The study explores classroom communication, mainly between subject hearing teachers and deaf students through interpreters in a preparatory school. Case study research design was used to explore the problems in depth. The participants of the study consist of ten Grade 11 deaf students three subject teachers and two interpreters at Menilik II Preparatory School. Data were collected through interviews, focus group discussion, and observation. Interview was conducted with the subject teachers, deaf students and interpreters. In addition, focus group discussion was conducted for eight sampled deaf students. The data was analysed by narrating, quoting as the participants stated in their own words. The result from the focus group discussion and observation revealed that the communication between the teachers, interpreters and deaf students is not satisfactory to induce efficient understanding of the subject matter. The number of sign words to teach the regular curriculum, the level of training of interpreters to carry out their job, the teachers’ awareness about the problems and their attempt to mediate were not successful to the level expected. Furthermore, the result revealed that the sampled deaf students scored the lowest marks in their study of various subjects, compared to hearing students of the same class. In general, the interpretation service that is appropriate for educational provision for deaf students at Menilik II Preparatory School was inadequate when seen in light of inclusive education.

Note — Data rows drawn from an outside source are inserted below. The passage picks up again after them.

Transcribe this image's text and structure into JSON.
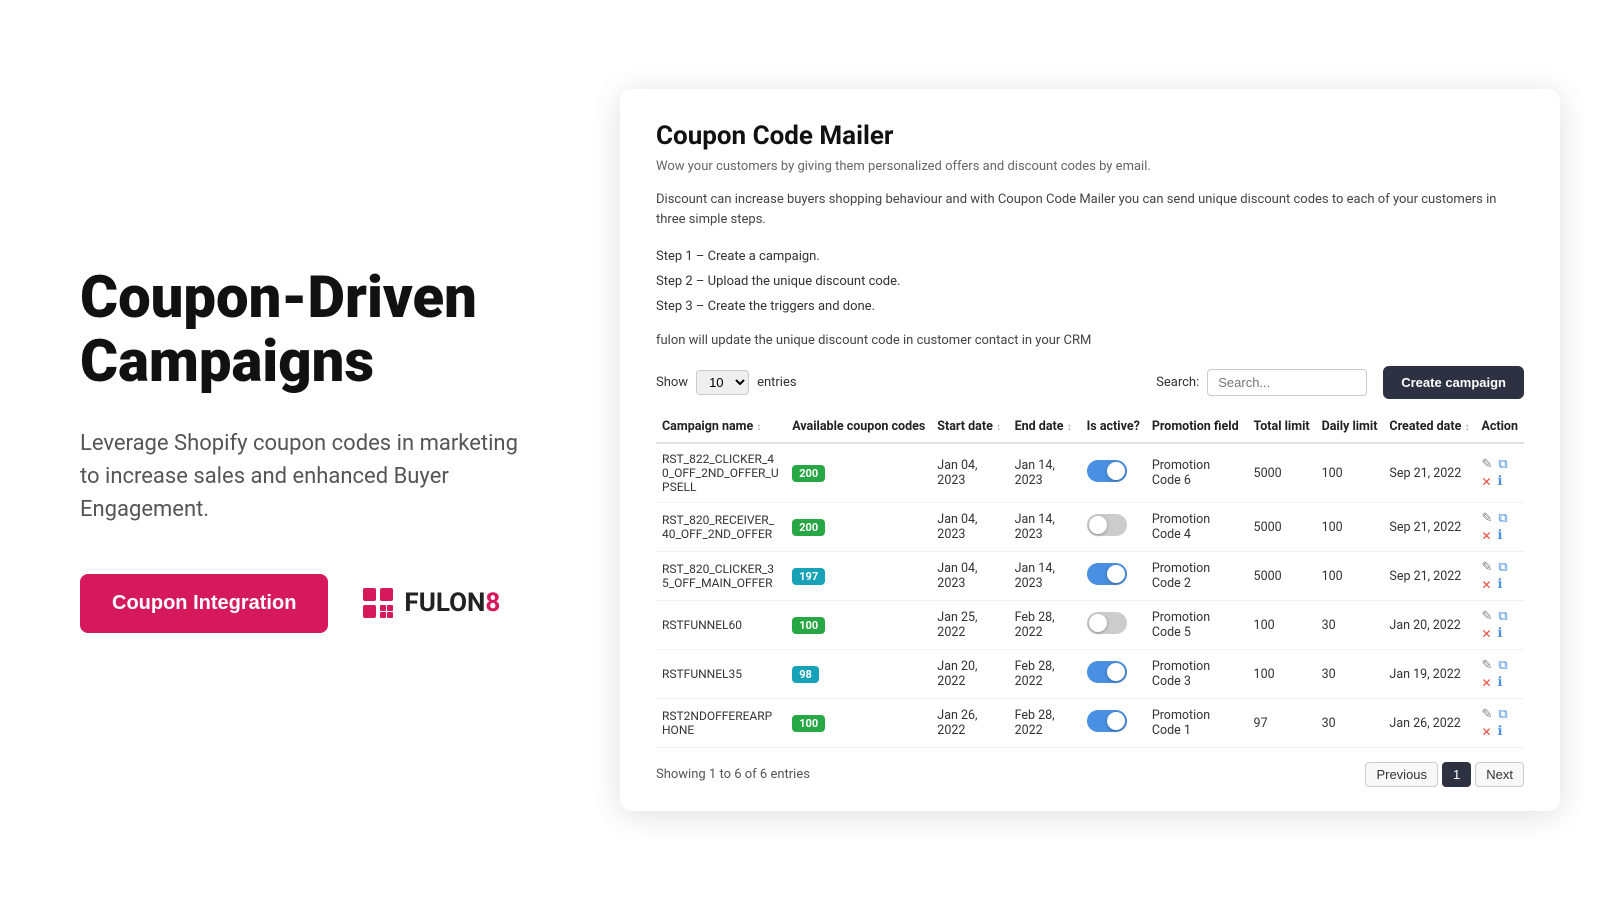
{
  "left": {
    "heading_line1": "Coupon-Driven",
    "heading_line2": "Campaigns",
    "subtext": "Leverage Shopify coupon codes in marketing to increase sales and enhanced Buyer Engagement.",
    "cta_label": "Coupon Integration",
    "logo_text": "FULON",
    "logo_accent": "8"
  },
  "right": {
    "card_title": "Coupon Code Mailer",
    "card_subtitle": "Wow your customers by giving them personalized offers and discount codes by email.",
    "card_desc": "Discount can increase buyers shopping behaviour and with Coupon Code Mailer you can send unique discount codes to each of your customers in three simple steps.",
    "steps": [
      "Step 1 – Create a campaign.",
      "Step 2 – Upload the unique discount code.",
      "Step 3 – Create the triggers and done."
    ],
    "note": "fulon will update the unique discount code in customer contact in your CRM",
    "show_label": "Show",
    "entries_value": "10",
    "entries_label": "entries",
    "search_label": "Search:",
    "search_placeholder": "Search...",
    "create_btn_label": "Create campaign",
    "table": {
      "columns": [
        "Campaign name",
        "Available coupon codes",
        "Start date",
        "End date",
        "Is active?",
        "Promotion field",
        "Total limit",
        "Daily limit",
        "Created date",
        "Action"
      ],
      "rows": [
        {
          "name": "RST_822_CLICKER_40_OFF_2ND_OFFER_UPSELL",
          "badge": "200",
          "badge_color": "green",
          "start": "Jan 04, 2023",
          "end": "Jan 14, 2023",
          "active": true,
          "promo": "Promotion Code 6",
          "total": "5000",
          "daily": "100",
          "created": "Sep 21, 2022"
        },
        {
          "name": "RST_820_RECEIVER_40_OFF_2ND_OFFER",
          "badge": "200",
          "badge_color": "green",
          "start": "Jan 04, 2023",
          "end": "Jan 14, 2023",
          "active": false,
          "promo": "Promotion Code 4",
          "total": "5000",
          "daily": "100",
          "created": "Sep 21, 2022"
        },
        {
          "name": "RST_820_CLICKER_35_OFF_MAIN_OFFER",
          "badge": "197",
          "badge_color": "teal",
          "start": "Jan 04, 2023",
          "end": "Jan 14, 2023",
          "active": true,
          "promo": "Promotion Code 2",
          "total": "5000",
          "daily": "100",
          "created": "Sep 21, 2022"
        },
        {
          "name": "RSTFUNNEL60",
          "badge": "100",
          "badge_color": "green",
          "start": "Jan 25, 2022",
          "end": "Feb 28, 2022",
          "active": false,
          "promo": "Promotion Code 5",
          "total": "100",
          "daily": "30",
          "created": "Jan 20, 2022"
        },
        {
          "name": "RSTFUNNEL35",
          "badge": "98",
          "badge_color": "teal",
          "start": "Jan 20, 2022",
          "end": "Feb 28, 2022",
          "active": true,
          "promo": "Promotion Code 3",
          "total": "100",
          "daily": "30",
          "created": "Jan 19, 2022"
        },
        {
          "name": "RST2NDOFFEREARPHONE",
          "badge": "100",
          "badge_color": "green",
          "start": "Jan 26, 2022",
          "end": "Feb 28, 2022",
          "active": true,
          "promo": "Promotion Code 1",
          "total": "97",
          "daily": "30",
          "created": "Jan 26, 2022"
        }
      ]
    },
    "footer_text": "Showing 1 to 6 of 6 entries",
    "pagination": {
      "prev": "Previous",
      "next": "Next",
      "current": "1"
    }
  }
}
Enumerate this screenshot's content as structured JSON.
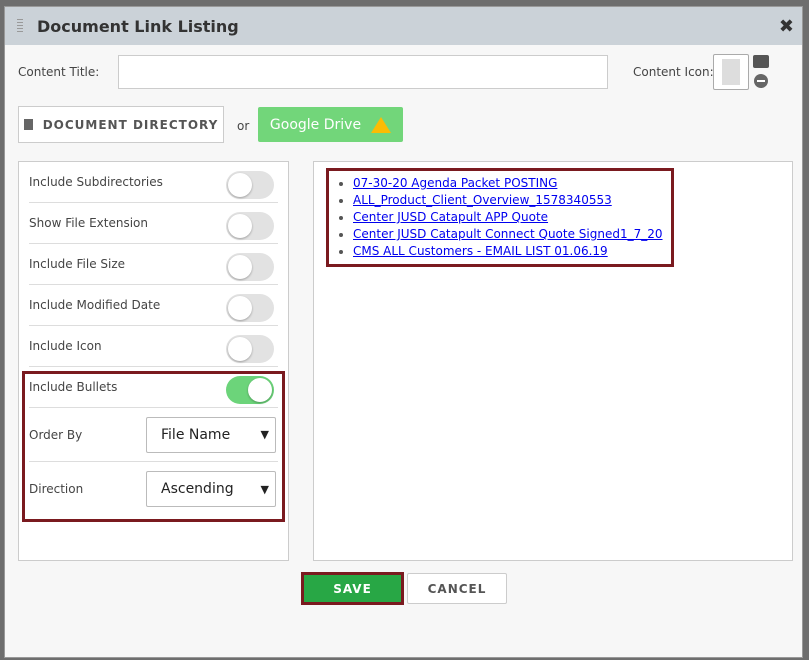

Roles of the Economic Community of West African States in the Struggle against Insurgencies in Mali and Nigeria: A Critical Review - Oluwaseun Bamidele
The decision to deepen cooperation among the Economic Community of West African States (ECOWAS) in the struggle against insurgencies in Mali and Nigeria has inspired a lively debate among scholars. Since no large-scale war has occurred between ECOWAS member states since its founding in 1975, it is reasonable to ask whether the institutionalisation of a Security Community was not long overdue. Furthermore, the official proclamation of ECOWAS as a Security Community should lead to the expectation that ECOWAS is a zone of peace and stability. This study questions the stability of ECOWAS security arrangements and subsequently examines whether ECOWAS can be considered a security community in the full sense of the term. The main goal of a security community is to provide transnational peace and political stability. However, armed border conflicts between neighbouring countries emerge occasionally due to unsettled territorial claims and ungoverned spaces in the West African region, which is largely affected by growing insecurity. However, armed border conflicts between neighbouring countries emerge occasionally due to unsettled territorial claims, such as the recent border dispute between Ivory Coast and Guinea over the Kpeaba village area near Sipilou (Siquita) and Nigeria and Benin over Okpara River leading to several casualties. Moreover, in nearly half of the ECOWAS member states, there are ongoing armed insurgencies against the governments. Concerted actions of the affected ECOWAS member states against trans-nationally operating insurgents have failed to materialise. This study therefore employs historical methodology to assess the existence of ECOWAS as an effective security community as contained in its framework and also examines the challenges faced with the context of the situations in Nigeria and Mali.